The breed was developed by Jean S. Mill, who crossed an Asian leopard cat with a domestic cat in 1963 to create a friendly kitty with a wild look. The modern Bengal comes from cats bred by Mill in the 1980s.
Bengals are highly active, confident, curious, and they love to play games — and they stay that way well into senior-cat status.
Bengals are also noted for learning tricks such as fetch and are ideal for clicker-training. They also like to find the highest perch in your home.
Bengals are devoted cats and like to be close to their owners, but generally they are not lap cats unless it’s on their terms.
Many Bengals also love water, even taking dips in swimming pools or joining their owners in the shower.
Bengals are one of the more talkative kitties, issuing a panoply of sounds, including chirps, chortles, squeaks, and howls.
The Bengal’s large, almond-shaped eyes usually have a piercing wildcat expression, which is highlighted by a wide nose with substantial whisker pads. The wildcat look is enhanced by the cat’s “stalking” gait, which happens because the breed’s hind legs are slightly longer than the front legs.
Bengals come in two basic patterns — marbled and spotted/rosetted — and a variety of colors, the most common being a brown/black tabby coloring.
Bengals are sleek, medium-to-large cats, from six to 15 pounds, with males larger than females, and they are well-muscled.

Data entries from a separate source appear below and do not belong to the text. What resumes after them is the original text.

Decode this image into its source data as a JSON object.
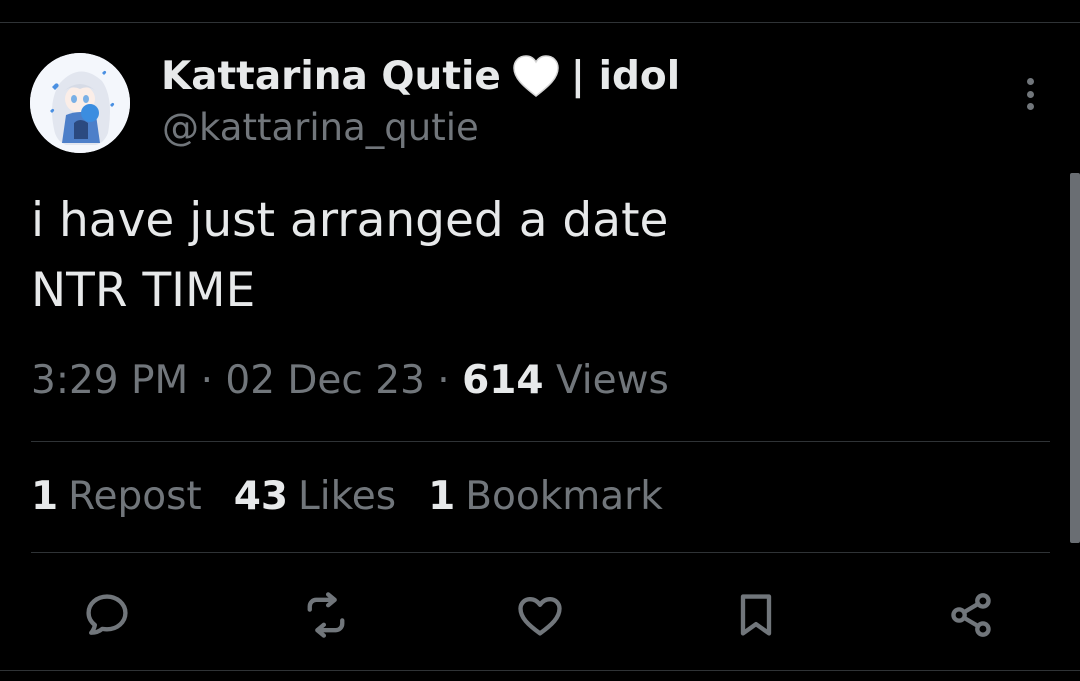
{
  "author": {
    "display_name": "Kattarina Qutie",
    "name_suffix": "| idol",
    "handle": "@kattarina_qutie",
    "avatar_icon": "anime-avatar",
    "badge_icon": "white-heart-icon"
  },
  "tweet": {
    "lines": [
      "i have just arranged a date",
      "NTR TIME"
    ]
  },
  "meta": {
    "time": "3:29 PM",
    "sep1": "·",
    "date": "02 Dec 23",
    "sep2": "·",
    "views_count": "614",
    "views_label": "Views"
  },
  "stats": {
    "reposts_count": "1",
    "reposts_label": "Repost",
    "likes_count": "43",
    "likes_label": "Likes",
    "bookmarks_count": "1",
    "bookmarks_label": "Bookmark"
  },
  "actions": [
    {
      "icon": "reply-icon"
    },
    {
      "icon": "retweet-icon"
    },
    {
      "icon": "like-heart-icon"
    },
    {
      "icon": "bookmark-icon"
    },
    {
      "icon": "share-icon"
    }
  ],
  "colors": {
    "background": "#000000",
    "text": "#e7e9ea",
    "secondary": "#71767b",
    "divider": "#2f3336"
  }
}
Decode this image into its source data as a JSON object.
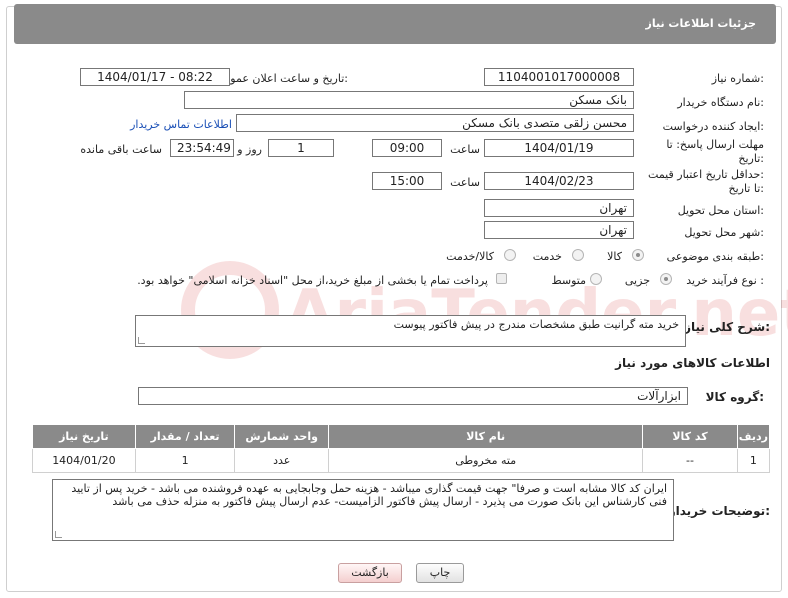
{
  "header": {
    "title": "جزئیات اطلاعات نیاز"
  },
  "form": {
    "need_number_label": "شماره نیاز:",
    "need_number": "1104001017000008",
    "announce_label": "تاریخ و ساعت اعلان عمومی:",
    "announce_value": "1404/01/17 - 08:22",
    "buyer_org_label": "نام دستگاه خریدار:",
    "buyer_org": "بانک مسکن",
    "creator_label": "ایجاد کننده درخواست:",
    "creator": "محسن زلقی متصدی بانک مسکن",
    "contact_link": "اطلاعات تماس خریدار",
    "deadline_label_1": "مهلت ارسال پاسخ: تا",
    "deadline_label_2": "تاریخ:",
    "deadline_date": "1404/01/19",
    "time_label": "ساعت",
    "deadline_time": "09:00",
    "days_value": "1",
    "days_label": "روز و",
    "remaining_time": "23:54:49",
    "remaining_label": "ساعت باقی مانده",
    "validity_label_1": "حداقل تاریخ اعتبار قیمت:",
    "validity_label_2": "تا تاریخ:",
    "validity_date": "1404/02/23",
    "validity_time": "15:00",
    "province_label": "استان محل تحویل:",
    "province": "تهران",
    "city_label": "شهر محل تحویل:",
    "city": "تهران",
    "category_label": "طبقه بندی موضوعی:",
    "category_options": [
      "کالا",
      "خدمت",
      "کالا/خدمت"
    ],
    "category_selected": "کالا",
    "process_label": "نوع فرآیند خرید :",
    "process_options": [
      "جزیی",
      "متوسط"
    ],
    "process_selected": "جزیی",
    "payment_note": "پرداخت تمام یا بخشی از مبلغ خرید،از محل \"اسناد خزانه اسلامی\" خواهد بود.",
    "description_label": "شرح کلی نیاز:",
    "description": "خرید مته گرانیت طبق مشخصات مندرج در پیش فاکتور پیوست"
  },
  "goods": {
    "section_title": "اطلاعات کالاهای مورد نیاز",
    "group_label": "گروه کالا:",
    "group_value": "ابزارآلات",
    "columns": [
      "ردیف",
      "کد کالا",
      "نام کالا",
      "واحد شمارش",
      "تعداد / مقدار",
      "تاریخ نیاز"
    ],
    "rows": [
      {
        "row": "1",
        "code": "--",
        "name": "مته مخروطی",
        "unit": "عدد",
        "qty": "1",
        "date": "1404/01/20"
      }
    ]
  },
  "buyer_notes": {
    "label": "توضیحات خریدار:",
    "text": "ایران کد کالا مشابه است و صرفا\" جهت قیمت گذاری میباشد - هزینه حمل وجابجایی به عهده فروشنده می باشد - خرید پس از تایید فنی کارشناس این بانک صورت می پذیرد - ارسال پیش فاکتور الزامیست- عدم ارسال پیش فاکتور به منزله حذف می باشد"
  },
  "buttons": {
    "print": "چاپ",
    "back": "بازگشت"
  },
  "watermark": {
    "text": "AriaTender.net"
  },
  "colors": {
    "header_bg": "#8a8a8a",
    "link": "#1a4fb6",
    "back_button": "#f4cfcf"
  }
}
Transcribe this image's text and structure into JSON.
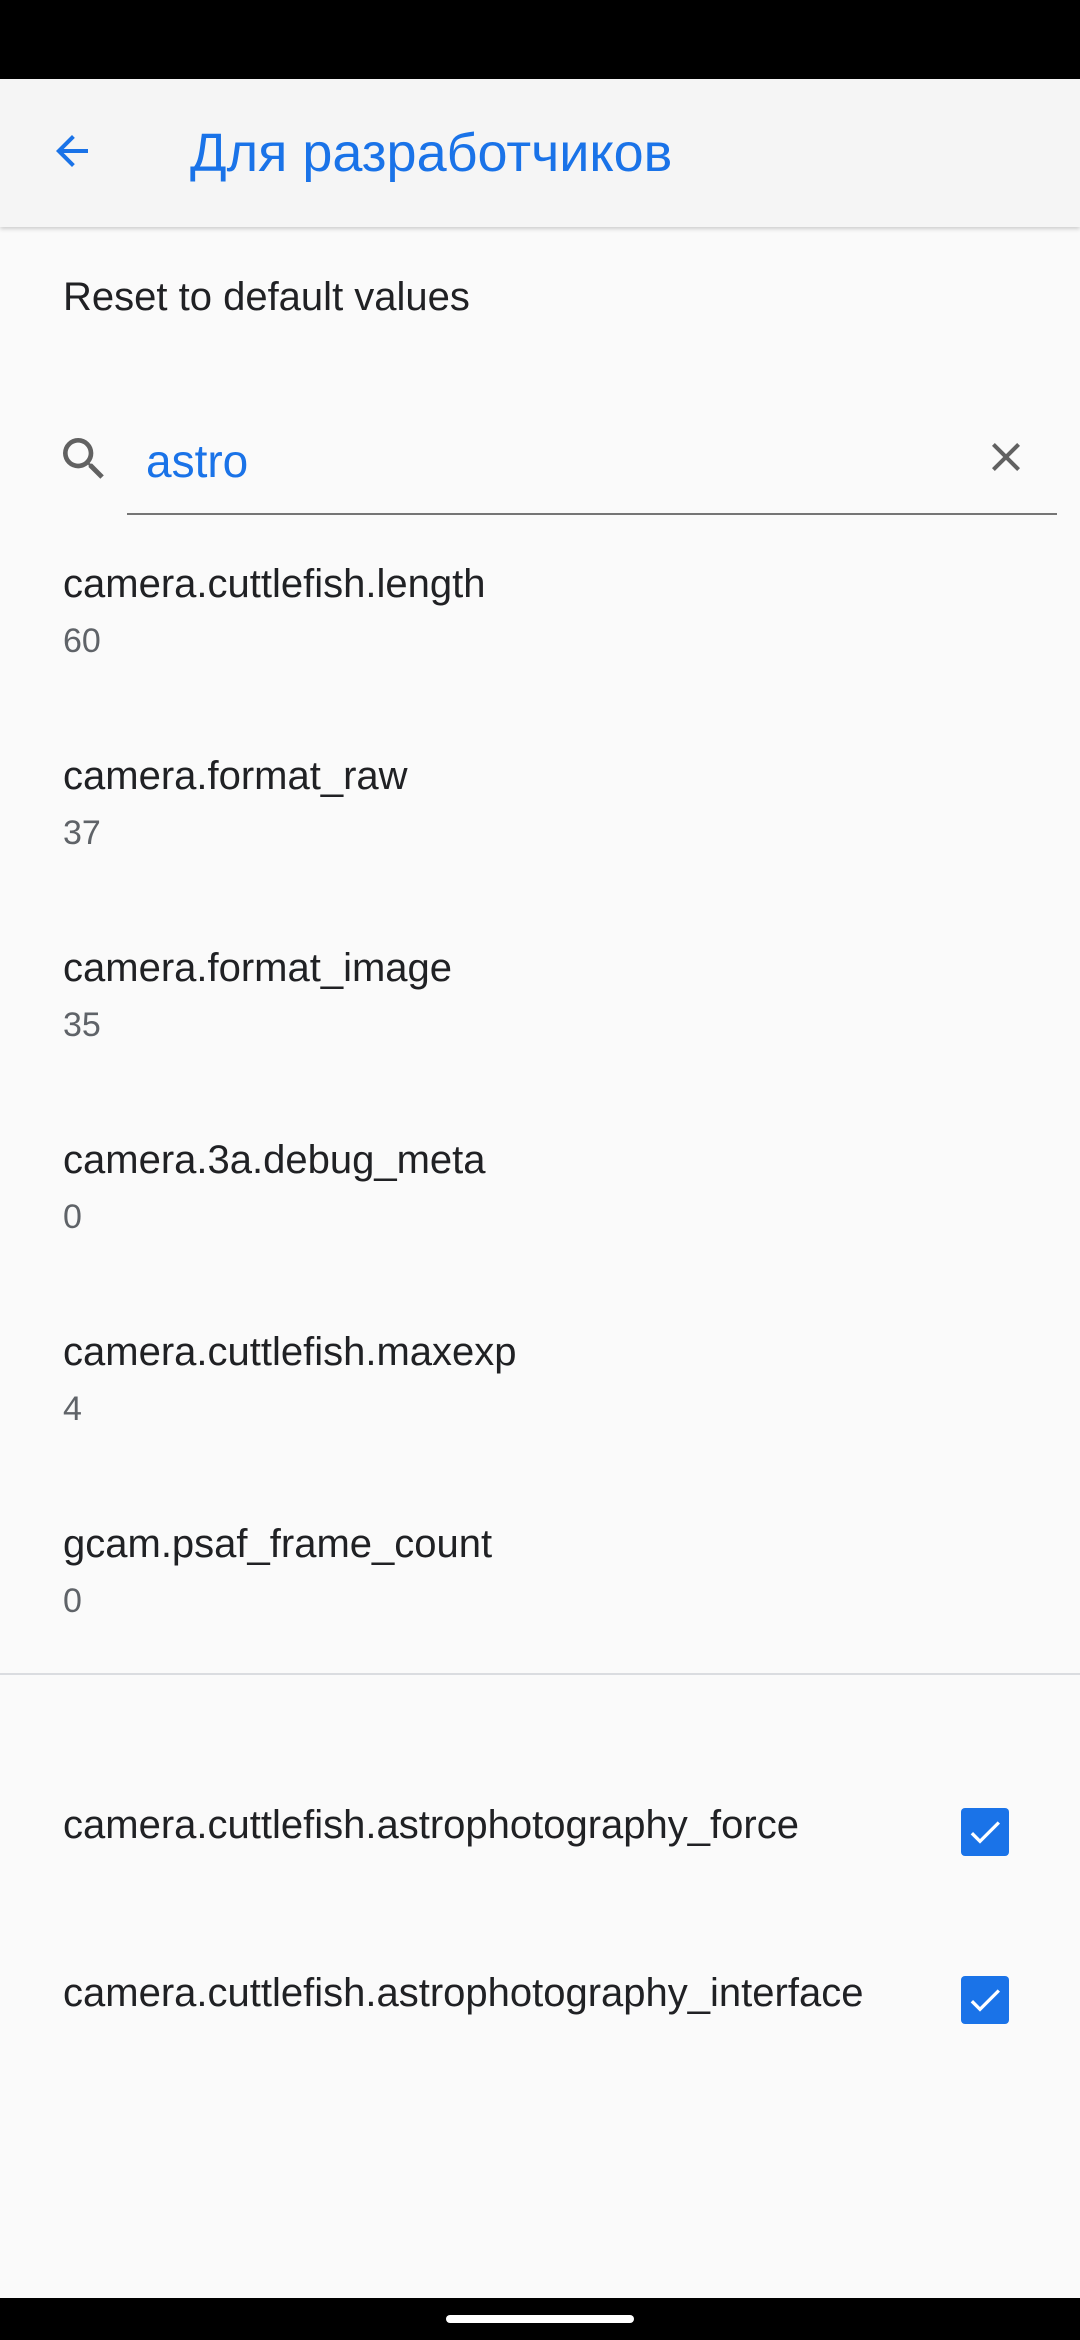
{
  "colors": {
    "accent": "#1a73e8",
    "text_primary": "#202124",
    "text_secondary": "#5f6368",
    "background": "#fafafa"
  },
  "app_bar": {
    "back_icon": "arrow-left-icon",
    "title": "Для разработчиков"
  },
  "reset": {
    "label": "Reset to default values"
  },
  "search": {
    "icon": "search-icon",
    "value": "astro",
    "clear_icon": "close-icon"
  },
  "items": [
    {
      "title": "camera.cuttlefish.length",
      "value": "60"
    },
    {
      "title": "camera.format_raw",
      "value": "37"
    },
    {
      "title": "camera.format_image",
      "value": "35"
    },
    {
      "title": "camera.3a.debug_meta",
      "value": "0"
    },
    {
      "title": "camera.cuttlefish.maxexp",
      "value": "4"
    },
    {
      "title": "gcam.psaf_frame_count",
      "value": "0"
    }
  ],
  "toggles": [
    {
      "label": "camera.cuttlefish.astrophotography_force",
      "checked": true
    },
    {
      "label": "camera.cuttlefish.astrophotography_interface",
      "checked": true
    }
  ]
}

The fur of the Bengal is very soft, nearly rabbit-like in its plushness. Some Bengals have “glitter” fur, which gives an iridescent sheen to each hair.
The Bengal’s name comes from the name of the leopard cat, Prionailurus bengalensis.
The Bengal was accepted as a new breed in the International Cat Association in 1986; in 1991, it gained championship status, and it is now one of the group’s most frequently exhibited breeds.